Mrs McDonald told the employment tribunal hearing in Glasgow that DCC Fitzpatrick had asked for a cash transfer to be made for the expenses although by the time she made the request she had lived in Scotland for four years.

Mrs McDonald said: "I could not see any exceptional circumstances to support this payment of relocation expenses.

"There was no event or circumstance which I can see to support the claim."

Mrs McDonald said DCC Fitzpatrick viewed the payment as more akin to a bonus and added: "The SPA does not allow bonuses to be paid. And Scottish government rules also prevent bonuses from being paid."

Mrs McDonald said normally such payments would go through the payroll.

Ms McDonald said: "The deputy chief constable asked for a cash transfer. This is something which does not go through the tax system."

In its report, Audit Scotland said relocation money paid to DCC Fitzpatrick and a further £53,000 to settle her tax liability in 2017 "did not represent a good use" of public funds.

While Audit Scotland rebuked the SPA for its poor accounting of these payments, none of the public funds have been repaid.

A BBC Scotland article reports that Ms McDonald's tribunal case relates to hundreds of thousands of pounds in further payments received by other senior figures in policing from the SPA, all of which she says she raised concerns about through the body's whistleblowing policy.

However, a court order obtained by the SPA prevents the names of those senior figures – who received large payments of public cash - from being revealed in connection with the proceedings.

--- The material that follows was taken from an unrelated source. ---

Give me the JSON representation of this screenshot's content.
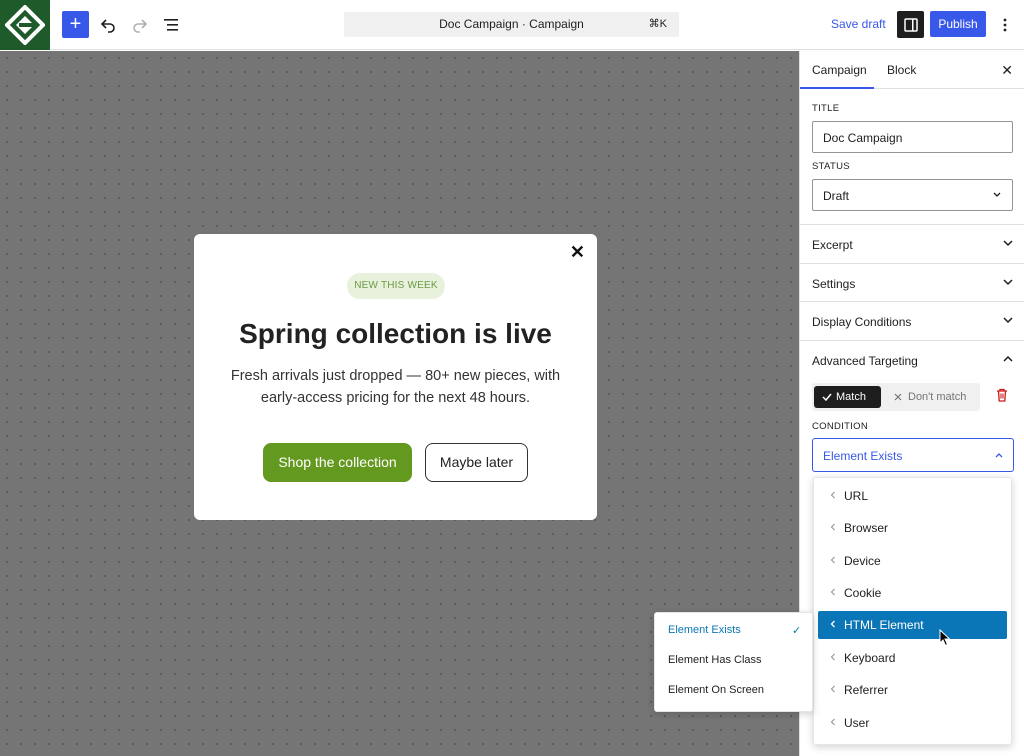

Mrs McDonald is a qualified chartered accountant who joined the SPA as director of financial accountability in 2014. However, and possibly as a result of raising objections to matters of financial accountability, Mrs McDonald is no longer in a financial role at the SPA having moved to a position with its forensic science team.

The case in which the details of cash demands by DCC Fitzpatrick have emerged relates to an action brought by Mrs McDonald – who claims she has suffered as a result of highlighting the potential financial wrongdoing.

BBC Scotland has further revealed that the tribunal later heard that after Mrs McDonald had submitted her grievance, she was warned she had posed a terrorist threat to DCC Fitzpatrick.

In her application to the tribunal she had said that the deputy chief constable had sold her house but insisted she had only revealed the town and county where it was located.

Asked what she understood the threat to be, she said: "I had put DCC Fitzpatrick's personal safety at risk, potentially she could come to great harm as a consequence.

"Not harm just for DCC Fitzpatrick but for her family as well."

Mrs McDonald said she was extremely frightened by this and was put under a great deal of stress.

Further information payments to DCC Rose Fitzpatrick can be found in the Scottish Sun here: Law unto themselves - Police Scotland branded ‘dodgy tax haven’ for wrongly listing part of top cop’s taxpayer-funded £120k relocation deal as childcare vouchers

Events have further moved on today, with the announcement that the deputy chair of the Scottish Police Authority - Nicola Marchant – who was appointed under the former chair Andrew Flanagan - is to resign from her role on 21 March.

In a statement issued by the Scottish Police Authority, SPA Board member, Nicola Marchant, has announced her resignation from the Board of the SPA having stood down as Deputy Chair last month.

Dr Marchant informed the Cabinet Secretary and SPA Chair earlier this week and will step down on 21 March 2018.

Susan Deacon, Chair of the SPA said: “I want to thank Nicola for the contribution she has made to the SPA over the last two and a half years as a Board member, as Deputy Chair and most recently for her work on the Executive Review of the SPA. I wish her well for the future.”

Politicians have described this as a good move, however, there has been recent criticism of the new SPA Chair Susan Deacon’s praise of the Scottish Government's approach to policing, raising questions as to whether Ms Deacon – who replaced Andrew Flanagan as SPA Chair – will fair any better in bringing transparency to the discredited Scottish Police Authority.

Previous articles on the Scottish Police Authority can be found here: Scottish Police Authority - Poor governance, private meetings & lack of accountability at Police regulator